Courtney Love plays a shooting star out of devotion’s reach in Todd Almond’s ‘Kansas City Choir Boy’

By Christina Campodonico 

Todd Almond and Courtney Love are torn apart by desire in “Kansas City Choir Boy” Photo by Craig Schwartz

Todd Almond and Courtney Love are torn apart by desire in “Kansas City Choir Boy”
Photo by Craig Schwartz

Boy meets girl. They fall in love. Girl disappears to New York City, never to be seen or heard from again. Boy is left heartbroken by the loss.

The plot of “Kansas City Choir Boy,” starring rock icon Courtney Love as the one who got away, may seem like a typical story of love and loss. But if the opera’s composer, lyricist and titular Midwesterner Todd Almond has his way, you may walk away with more questions than answers about the nature of love.

“I don’t like to give away magic,” responds Almond to a question about an ambiguous lyric. “Sometimes revealing the magic trick makes it mundane.”

It’s hard to step out of “Kansas City Choir Boy,” now playing at the Kirk Douglas Theatre in Culver City, without feeling a little bit of wonderment — was what I saw someone’s mournful memory or some kind of dream?

Yet too much explanation might detract from the magic of this one-hour opera, which charts the lightning-fast and carefree romance of two Missouri teens through a blend of DIY electronic music and acoustic love ballads.

The work — which premiered in January at Prototype, an annual New York festival for small-scale opera and experimental musical theater works — is not your straightforward opera or musical, but a compilation of songs that loosely narrate the couple’s love story.

The musical structure has the feel of a mixtape or a private iTunes playlist created jointly by boyfriend and girlfriend. Only they know the rhyme and reason of the order, but the ode to young love is the prevailing theme. Almond calls the show a “theatricalized concept album.”

“One thing that I enjoyed about ‘Kansas City Choir Boy’ and writing it is that the construction was more of an emotional logic than a chronological logic,” said Almond, who initially composed the song cycle on his Mac’s GarageBand app while staying in a Kansas City hotel room after a bad break up.

Yet personal heartache wasn’t the only thing on his mind. Around the same time, Almond saw the image of a missing local girl aired on the nightly news. It brought to mind the mysterious disappearance and 2004 murder of Sarah Fox, a young Juilliard actress who played the goddess Athena in a musical version of “The Odyssey” that Almond had then just composed. He didn’t know Fox very well, but the news was still a shock. Her killer remains unknown.

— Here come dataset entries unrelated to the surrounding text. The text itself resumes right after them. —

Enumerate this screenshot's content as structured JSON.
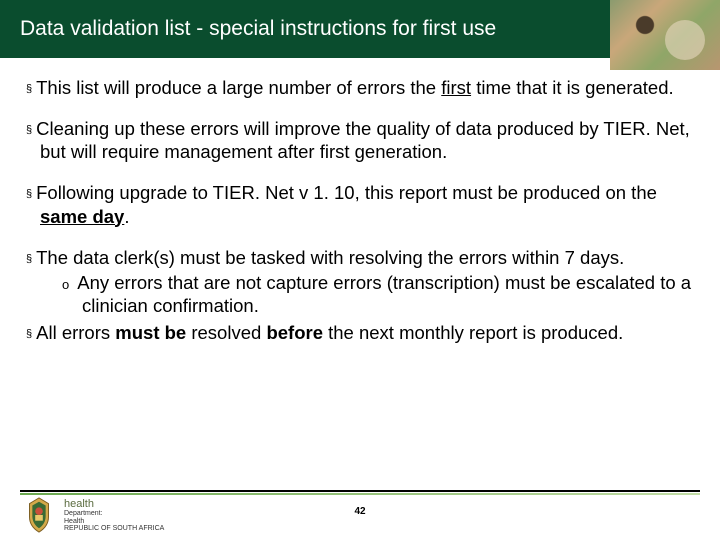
{
  "title": "Data validation list - special instructions for first use",
  "bullets": {
    "b1_pre": "This list will produce a large number of errors the ",
    "b1_u": "first",
    "b1_post": " time that it is generated.",
    "b2": "Cleaning up these errors will improve the quality of data produced by TIER. Net, but will require management after first generation.",
    "b3_pre": "Following upgrade to TIER. Net v 1. 10, this report must be produced on the ",
    "b3_bold": "same day",
    "b3_post": ".",
    "b4": "The data clerk(s) must be tasked with resolving the errors within 7 days.",
    "b4_sub": "Any errors that are not capture errors (transcription) must be escalated to a clinician confirmation.",
    "b5_pre": "All errors ",
    "b5_bold1": "must be",
    "b5_mid": " resolved ",
    "b5_bold2": "before",
    "b5_post": " the next monthly report is produced."
  },
  "footer": {
    "dept": "health",
    "sub1": "Department:",
    "sub2": "Health",
    "sub3": "REPUBLIC OF SOUTH AFRICA",
    "page": "42"
  }
}
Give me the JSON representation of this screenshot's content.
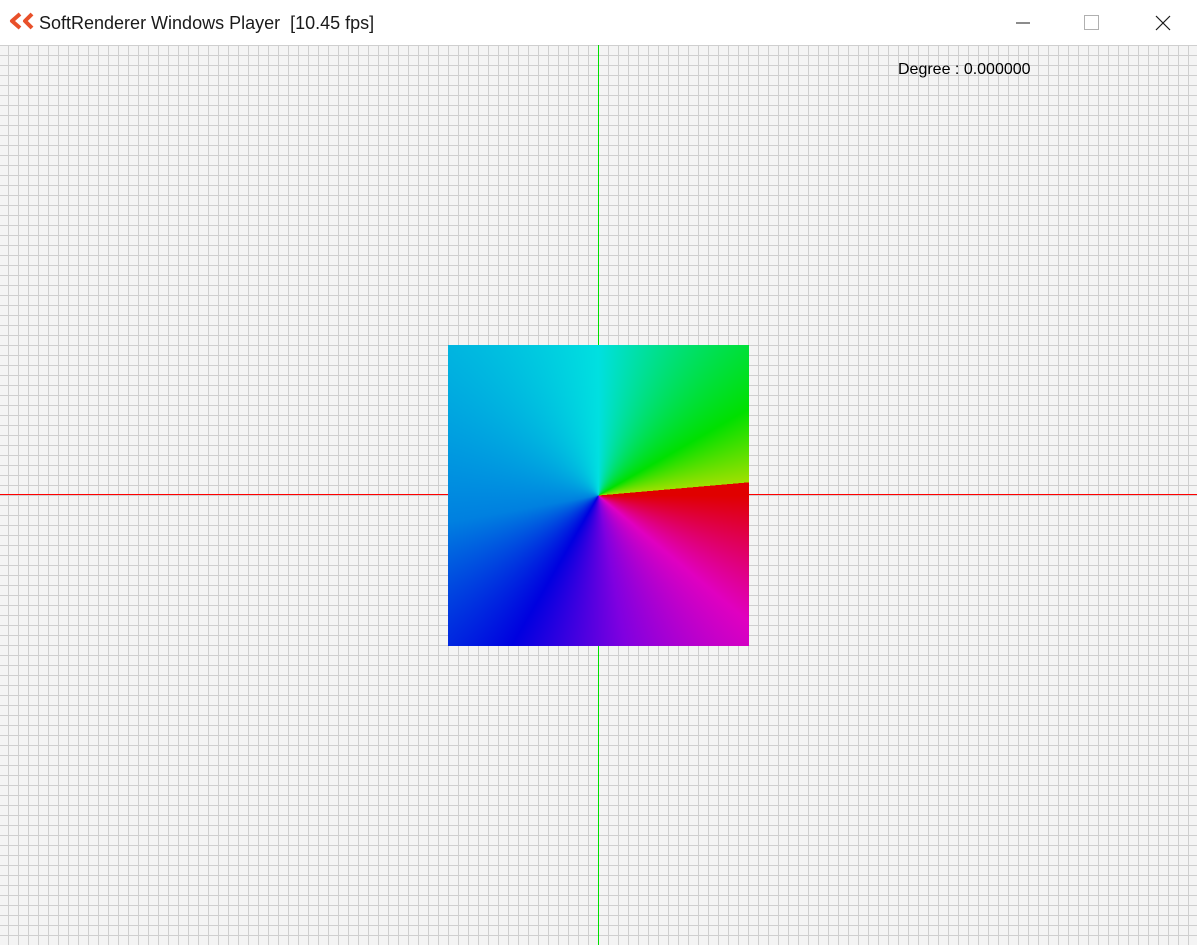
{
  "window": {
    "title": "SoftRenderer Windows Player  [10.45 fps]",
    "icon": "app-logo-icon",
    "caption_buttons": [
      {
        "name": "minimize",
        "icon": "minimize-icon"
      },
      {
        "name": "maximize",
        "icon": "maximize-icon"
      },
      {
        "name": "close",
        "icon": "close-icon"
      }
    ]
  },
  "viewport": {
    "degree_label": "Degree : 0.000000",
    "axis_colors": {
      "x": "#ff0000",
      "y": "#00e000"
    },
    "grid_color": "#cfcfcf",
    "background_color": "#f4f4f4"
  },
  "colors": {
    "icon_accent": "#e8502a"
  }
}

“I suddenly identified with Sarah and I wondered, was Sarah like me — a kid from somewhere who wanted to move to the city but didn’t really know what they’re going after?” says Almond of the solemn memory and story’s original muse.

For him, Love’s electric vivacity not only fit the role of the big-dreaming Athena but paid tribute to Fox’s promising career and the character she inspired.

“[Athena] was somebody who, when you look at her, you just know that she has a big destiny in one way or another. And so the requirement beyond being a great singer and actress, which Courtney is, is that the character has like a shimmery quality … You just look at her and go, right, ‘You do not belong in Kansas City. You belong in the big city in the bright lights one way or another, and not in a superficial way, but like you are just fuller of life than we mortals.’”

Love, with her battle-worn voice, sad eyes and a tattoo on her right arm that cries “Let it Bleed,” embodies both the defiant strength of a goddess, yet also the vulnerability of a teenage girl, wrestling with emotions that may be too wild for a young heart to handle. It’s Love’s effusive power that Almond finds most invigorating about working with the star.

“You know certain actors just really give you a lot, and she’s one of them. So it never feels like your turn, my turn, your turn, my turn. It just feels like we’re constantly shaking hands and handing each other energy,” Almond says.

That surge of emotion not only propels the play, but also stems from a few other seeds of inspiration. Almond recalls the excitement of seeing a couple making out through a train window around the time of writing “Kansas City Choir Boy.”

“I didn’t know who they were. I didn’t know what their names were. I didn’t know if they were married or having an affair. I just thought it was a cool image … so [‘Kansas City Choir Boy’] became about this passionate relationship between a man and a woman,” he said.

Ardor shows itself in various ways throughout the operetta. From lights that pulse like a fluttering heart high on desire to a slow-fingered and seductive wave goodbye, love is an emotion shown rather than told. Yet its meaning is ultimately left for the viewer to decipher.

“As a writer of theater, I feel like part of my job is to present questions,” saysAlmond.

As for the mysteries of love, he is not about to give away too many answers.

“Kansas City Choir Boy” continues through Nov. 8 at the Kirk Douglas Theatre, 9820 Washington Blvd., Culver City. Tickets are $30 to $55. Call (213) 628-2772 or visit